Book Review: The Art of Losing Control by Jules Evans.

Ecstasy is vital to life! Philosopher advocates losing control with humility. 

4 star

In The Art of Losing Control, A Philosopher’s Search for Ecstatic Experience,  Jules Evans is concerned with ecstasy – ”Can we learn to lose control safely,’’ he asks, ”or is it always dangerous?‘’ In 10 chapters and 250 pages of compact type, he makes a clear case for this basic human need and concludes that without it, we, as a species, are in danger.

This is Evans’ second book after Philosophy for Life and Other Dangerous Situations about Ancient Greek philosophy; and as a modern day philosopher and stoic with a high profile (he runs The London Philosophy Club, and is a Research Fellow at the University of London), he has some considerable authority in the field, which is not immediately apparent as I plough my way through the first half. This is partly because he can be dismissive of views he cannot understand: ”all sorts of nonsense, from horoscopes to…”, and partly because it is a mixture of formal and informal writing where one minute there is a first hand account of an orgy, and the next, the author is getting to grips with deep intellectual debate.

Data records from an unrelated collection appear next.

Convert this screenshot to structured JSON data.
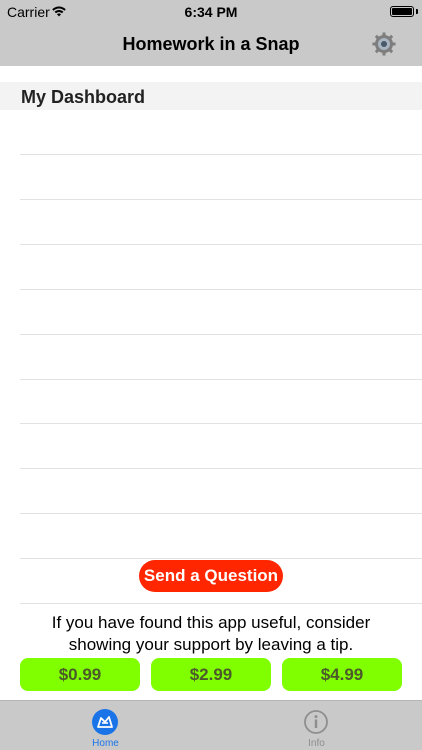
{
  "status_bar": {
    "carrier": "Carrier",
    "time": "6:34 PM"
  },
  "nav": {
    "title": "Homework in a Snap",
    "settings_icon": "gear-icon"
  },
  "dashboard": {
    "section_title": "My Dashboard",
    "row_count": 11
  },
  "actions": {
    "send_label": "Send a Question",
    "send_color": "#ff2600"
  },
  "support": {
    "message": "If you have found this app useful, consider showing your support by leaving a tip.",
    "tips": [
      "$0.99",
      "$2.99",
      "$4.99"
    ],
    "tip_color": "#80ff00"
  },
  "tab_bar": {
    "tabs": [
      {
        "label": "Home",
        "icon": "home-icon",
        "active": true
      },
      {
        "label": "Info",
        "icon": "info-icon",
        "active": false
      }
    ],
    "active_color": "#1a74e8"
  }
}
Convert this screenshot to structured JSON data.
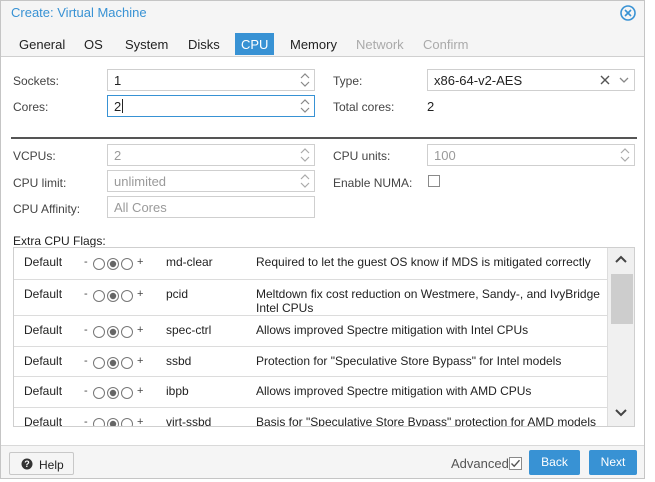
{
  "window": {
    "title": "Create: Virtual Machine"
  },
  "tabs": [
    {
      "label": "General",
      "state": "normal"
    },
    {
      "label": "OS",
      "state": "normal"
    },
    {
      "label": "System",
      "state": "normal"
    },
    {
      "label": "Disks",
      "state": "normal"
    },
    {
      "label": "CPU",
      "state": "active"
    },
    {
      "label": "Memory",
      "state": "normal"
    },
    {
      "label": "Network",
      "state": "disabled"
    },
    {
      "label": "Confirm",
      "state": "disabled"
    }
  ],
  "form": {
    "sockets_label": "Sockets:",
    "sockets_value": "1",
    "cores_label": "Cores:",
    "cores_value": "2",
    "type_label": "Type:",
    "type_value": "x86-64-v2-AES",
    "total_cores_label": "Total cores:",
    "total_cores_value": "2",
    "vcpus_label": "VCPUs:",
    "vcpus_value": "2",
    "cpu_units_label": "CPU units:",
    "cpu_units_value": "100",
    "cpu_limit_label": "CPU limit:",
    "cpu_limit_value": "unlimited",
    "enable_numa_label": "Enable NUMA:",
    "enable_numa_checked": false,
    "cpu_affinity_label": "CPU Affinity:",
    "cpu_affinity_placeholder": "All Cores"
  },
  "flags": {
    "label": "Extra CPU Flags:",
    "rows": [
      {
        "state": "Default",
        "minus": "-",
        "plus": "+",
        "name": "md-clear",
        "desc": "Required to let the guest OS know if MDS is mitigated correctly"
      },
      {
        "state": "Default",
        "minus": "-",
        "plus": "+",
        "name": "pcid",
        "desc": "Meltdown fix cost reduction on Westmere, Sandy-, and IvyBridge Intel CPUs"
      },
      {
        "state": "Default",
        "minus": "-",
        "plus": "+",
        "name": "spec-ctrl",
        "desc": "Allows improved Spectre mitigation with Intel CPUs"
      },
      {
        "state": "Default",
        "minus": "-",
        "plus": "+",
        "name": "ssbd",
        "desc": "Protection for \"Speculative Store Bypass\" for Intel models"
      },
      {
        "state": "Default",
        "minus": "-",
        "plus": "+",
        "name": "ibpb",
        "desc": "Allows improved Spectre mitigation with AMD CPUs"
      },
      {
        "state": "Default",
        "minus": "-",
        "plus": "+",
        "name": "virt-ssbd",
        "desc": "Basis for \"Speculative Store Bypass\" protection for AMD models"
      }
    ]
  },
  "footer": {
    "help_label": "Help",
    "advanced_label": "Advanced",
    "advanced_checked": true,
    "back_label": "Back",
    "next_label": "Next"
  },
  "colors": {
    "accent": "#3892d4",
    "title": "#3892d4"
  }
}
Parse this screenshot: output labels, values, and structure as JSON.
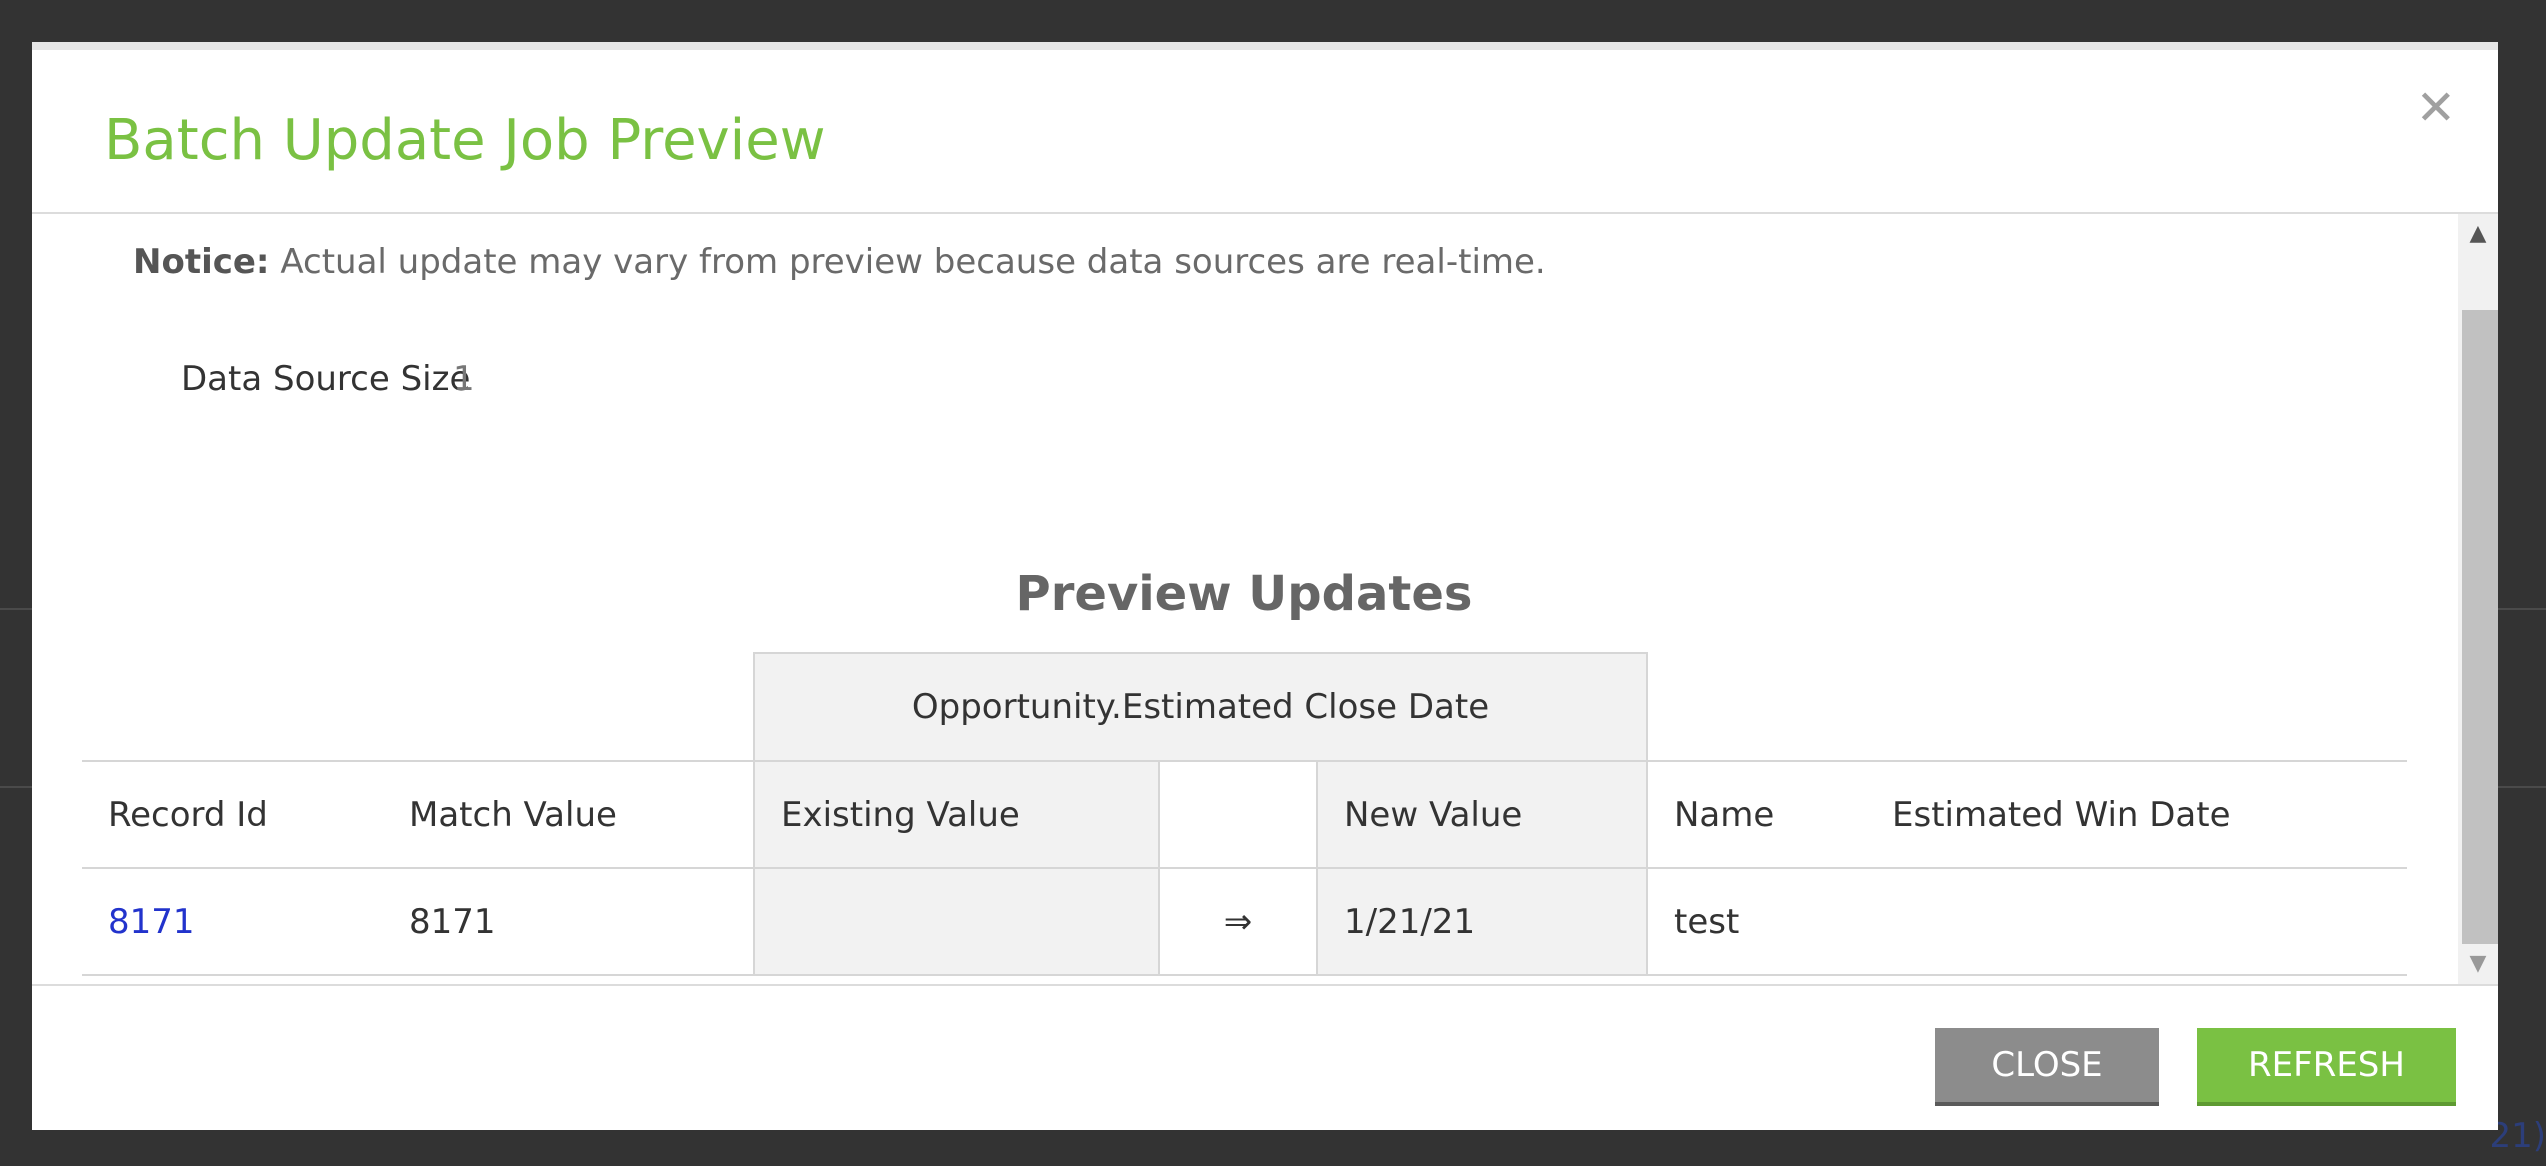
{
  "modal": {
    "title": "Batch Update Job Preview",
    "close_icon": "close-icon"
  },
  "notice": {
    "label": "Notice:",
    "text": "Actual update may vary from preview because data sources are real-time."
  },
  "data_source": {
    "label": "Data Source Size",
    "value": "1"
  },
  "preview": {
    "title": "Preview Updates",
    "group_header": "Opportunity.Estimated Close Date",
    "columns": {
      "record_id": "Record Id",
      "match_value": "Match Value",
      "existing_value": "Existing Value",
      "new_value": "New Value",
      "name": "Name",
      "estimated_win_date": "Estimated Win Date"
    },
    "rows": [
      {
        "record_id": "8171",
        "match_value": "8171",
        "existing_value": "",
        "arrow": "⇒",
        "new_value": "1/21/21",
        "name": "test",
        "estimated_win_date": ""
      }
    ]
  },
  "footer": {
    "close_label": "CLOSE",
    "refresh_label": "REFRESH"
  },
  "background": {
    "fragment_text": "21)"
  },
  "colors": {
    "accent": "#7ac143",
    "close_button": "#8c8c8c",
    "link": "#2233cc",
    "overlay": "#333333"
  }
}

It is not that this is a tricky academic tome or too choc-full of dense language, but that there really are very many references, and its scope is grandiose, covering as it does, all of civilisation. In fact, as I move from a chapter on psychedelic drugs to a chapter on rock music through the ages; from The Contemplation Zone to The Tantric Love Temple at an imaginary festival (which is his device and thence his structure), I become increasingly persuaded that Evans is an authority and by the Mosh Pit – chapter 8 about war being an ecstatic experience – convinced also that this is a vital book and ecstasy is something we should indeed all be concerned with. He gets closer than most in identifying why we have not yet attained the nirvana we are searching for, and makes a good stab at how we might go about getting it.

It is a work of far-reaching research, both literary and personal: He attends a Vipassana meditation; an Alpha Christian course where the ensuing community support means a lot to him; as well as often referring to his teenage NDE (‘near death experience’. He has the ability to sum up huge bodies of work (eg. CBT) and human movements (eg. Romanticism) in pithy understandable phrases, and though he does increasingly state his own view: ”We need to worship less, consume less, and play more.’ ‘ p. 90, and repeats that finding peace is hard work and can only be learned gradually, the book trips along and is very entertaining.

The Art Of Losing Control is published by Canongate.

Jules Evans own website with very popular blog.